We explore potential causes for the well-documented profit gap between male- and female-owned microenterprises in low-income countries. We use rich data from an ongoing field project in Ghana's garment making sector, and our study sample consists of all garment making firms in a midsize district capital. Even within the same industry, male-owned firms earn nearly twice as much profit as female-owned firms. Furthermore, we find the large and persistent gender difference in profits cannot be explained by our extensive firm- and owner-level characteristics. We conclude that factors outside of individual firm or firm-owner characteristics are likely to be at play.
|Original language||English (US)|
|Number of pages||3|

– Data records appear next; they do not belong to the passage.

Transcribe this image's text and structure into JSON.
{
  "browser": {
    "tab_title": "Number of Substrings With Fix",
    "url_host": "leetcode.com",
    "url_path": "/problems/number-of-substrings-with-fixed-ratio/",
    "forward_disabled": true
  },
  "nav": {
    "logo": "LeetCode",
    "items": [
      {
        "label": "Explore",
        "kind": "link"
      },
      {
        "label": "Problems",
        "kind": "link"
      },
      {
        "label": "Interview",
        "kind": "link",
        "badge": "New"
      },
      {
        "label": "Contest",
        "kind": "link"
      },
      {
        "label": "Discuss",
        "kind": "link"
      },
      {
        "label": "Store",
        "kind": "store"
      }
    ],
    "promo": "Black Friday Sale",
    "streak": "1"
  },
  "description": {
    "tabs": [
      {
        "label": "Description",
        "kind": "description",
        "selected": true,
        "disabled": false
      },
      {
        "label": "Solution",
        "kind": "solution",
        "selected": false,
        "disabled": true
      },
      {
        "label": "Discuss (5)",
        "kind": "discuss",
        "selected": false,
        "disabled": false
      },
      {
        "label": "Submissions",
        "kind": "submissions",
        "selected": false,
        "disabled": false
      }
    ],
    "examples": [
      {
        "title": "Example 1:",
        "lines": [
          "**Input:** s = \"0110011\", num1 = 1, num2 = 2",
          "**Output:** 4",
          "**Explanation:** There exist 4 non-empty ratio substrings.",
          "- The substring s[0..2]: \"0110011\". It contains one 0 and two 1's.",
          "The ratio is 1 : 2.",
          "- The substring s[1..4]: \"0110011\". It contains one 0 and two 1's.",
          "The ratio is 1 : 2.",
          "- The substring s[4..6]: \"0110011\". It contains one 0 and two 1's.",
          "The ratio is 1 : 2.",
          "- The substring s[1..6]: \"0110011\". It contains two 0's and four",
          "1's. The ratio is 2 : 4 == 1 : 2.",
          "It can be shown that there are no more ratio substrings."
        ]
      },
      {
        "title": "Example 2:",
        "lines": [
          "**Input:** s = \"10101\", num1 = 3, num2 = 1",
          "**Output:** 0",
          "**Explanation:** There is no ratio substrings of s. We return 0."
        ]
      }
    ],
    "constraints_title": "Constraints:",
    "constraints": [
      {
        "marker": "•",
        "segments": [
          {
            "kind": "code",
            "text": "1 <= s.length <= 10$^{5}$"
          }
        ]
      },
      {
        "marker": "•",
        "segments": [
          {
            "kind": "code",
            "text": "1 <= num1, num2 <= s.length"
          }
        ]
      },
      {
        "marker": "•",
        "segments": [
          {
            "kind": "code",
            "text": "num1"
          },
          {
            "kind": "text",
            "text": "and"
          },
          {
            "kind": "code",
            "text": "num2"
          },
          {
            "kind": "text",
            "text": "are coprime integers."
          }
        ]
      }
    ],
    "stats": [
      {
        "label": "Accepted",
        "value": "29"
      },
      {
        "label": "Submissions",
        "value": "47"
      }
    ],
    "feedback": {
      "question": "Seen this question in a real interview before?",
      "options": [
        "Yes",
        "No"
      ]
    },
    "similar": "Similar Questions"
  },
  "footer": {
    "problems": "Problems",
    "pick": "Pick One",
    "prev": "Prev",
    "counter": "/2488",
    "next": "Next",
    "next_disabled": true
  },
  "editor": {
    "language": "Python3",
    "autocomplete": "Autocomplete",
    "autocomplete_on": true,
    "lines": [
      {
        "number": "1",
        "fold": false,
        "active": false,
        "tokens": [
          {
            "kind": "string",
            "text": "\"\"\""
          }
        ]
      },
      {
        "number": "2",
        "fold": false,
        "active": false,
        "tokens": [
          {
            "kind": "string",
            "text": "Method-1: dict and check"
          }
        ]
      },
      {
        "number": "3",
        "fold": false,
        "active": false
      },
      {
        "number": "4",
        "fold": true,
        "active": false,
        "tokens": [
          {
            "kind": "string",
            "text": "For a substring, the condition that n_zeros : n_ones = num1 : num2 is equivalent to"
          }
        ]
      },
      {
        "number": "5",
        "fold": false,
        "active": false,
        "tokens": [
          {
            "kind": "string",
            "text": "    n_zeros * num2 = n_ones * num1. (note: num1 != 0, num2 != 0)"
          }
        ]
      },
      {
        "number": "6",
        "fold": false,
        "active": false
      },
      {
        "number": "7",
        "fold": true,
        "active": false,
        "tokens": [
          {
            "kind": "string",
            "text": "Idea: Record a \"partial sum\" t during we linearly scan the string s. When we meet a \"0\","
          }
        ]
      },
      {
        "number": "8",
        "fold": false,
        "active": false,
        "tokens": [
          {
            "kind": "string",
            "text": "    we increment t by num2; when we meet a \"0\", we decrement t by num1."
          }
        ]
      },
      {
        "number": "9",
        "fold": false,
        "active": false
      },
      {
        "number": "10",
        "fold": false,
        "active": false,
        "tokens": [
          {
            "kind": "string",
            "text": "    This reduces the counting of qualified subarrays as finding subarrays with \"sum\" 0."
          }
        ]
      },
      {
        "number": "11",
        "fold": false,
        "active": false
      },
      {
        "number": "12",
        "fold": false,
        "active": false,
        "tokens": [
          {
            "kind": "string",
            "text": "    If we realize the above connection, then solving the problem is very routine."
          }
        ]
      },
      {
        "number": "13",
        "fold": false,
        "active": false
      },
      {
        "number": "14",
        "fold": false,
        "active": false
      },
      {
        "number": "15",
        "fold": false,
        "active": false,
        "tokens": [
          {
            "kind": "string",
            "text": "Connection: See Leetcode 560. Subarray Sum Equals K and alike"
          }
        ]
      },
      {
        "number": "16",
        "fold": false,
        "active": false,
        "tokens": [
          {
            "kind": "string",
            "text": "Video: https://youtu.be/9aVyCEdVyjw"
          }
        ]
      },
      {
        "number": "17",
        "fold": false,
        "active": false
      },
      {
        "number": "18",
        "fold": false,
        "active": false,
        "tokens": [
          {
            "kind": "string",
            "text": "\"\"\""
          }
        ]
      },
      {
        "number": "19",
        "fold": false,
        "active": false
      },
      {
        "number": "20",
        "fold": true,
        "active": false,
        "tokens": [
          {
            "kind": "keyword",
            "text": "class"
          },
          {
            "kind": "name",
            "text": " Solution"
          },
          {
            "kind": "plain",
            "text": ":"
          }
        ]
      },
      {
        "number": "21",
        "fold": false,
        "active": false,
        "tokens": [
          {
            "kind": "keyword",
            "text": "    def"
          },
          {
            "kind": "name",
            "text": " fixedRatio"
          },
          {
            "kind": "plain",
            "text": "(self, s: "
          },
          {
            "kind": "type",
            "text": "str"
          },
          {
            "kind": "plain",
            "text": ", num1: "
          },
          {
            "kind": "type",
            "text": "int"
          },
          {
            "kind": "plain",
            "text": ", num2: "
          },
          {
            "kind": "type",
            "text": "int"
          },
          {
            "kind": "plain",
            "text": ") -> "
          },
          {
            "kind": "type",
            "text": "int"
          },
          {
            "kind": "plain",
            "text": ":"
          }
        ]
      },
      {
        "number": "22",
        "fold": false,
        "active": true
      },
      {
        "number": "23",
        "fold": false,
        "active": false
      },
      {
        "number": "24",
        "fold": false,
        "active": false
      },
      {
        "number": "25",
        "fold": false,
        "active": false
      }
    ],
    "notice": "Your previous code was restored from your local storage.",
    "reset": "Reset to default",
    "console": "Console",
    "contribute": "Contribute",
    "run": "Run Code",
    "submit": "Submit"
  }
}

|Journal||American Economic Association Papers and Proceedings|
|State||Published - May 2018|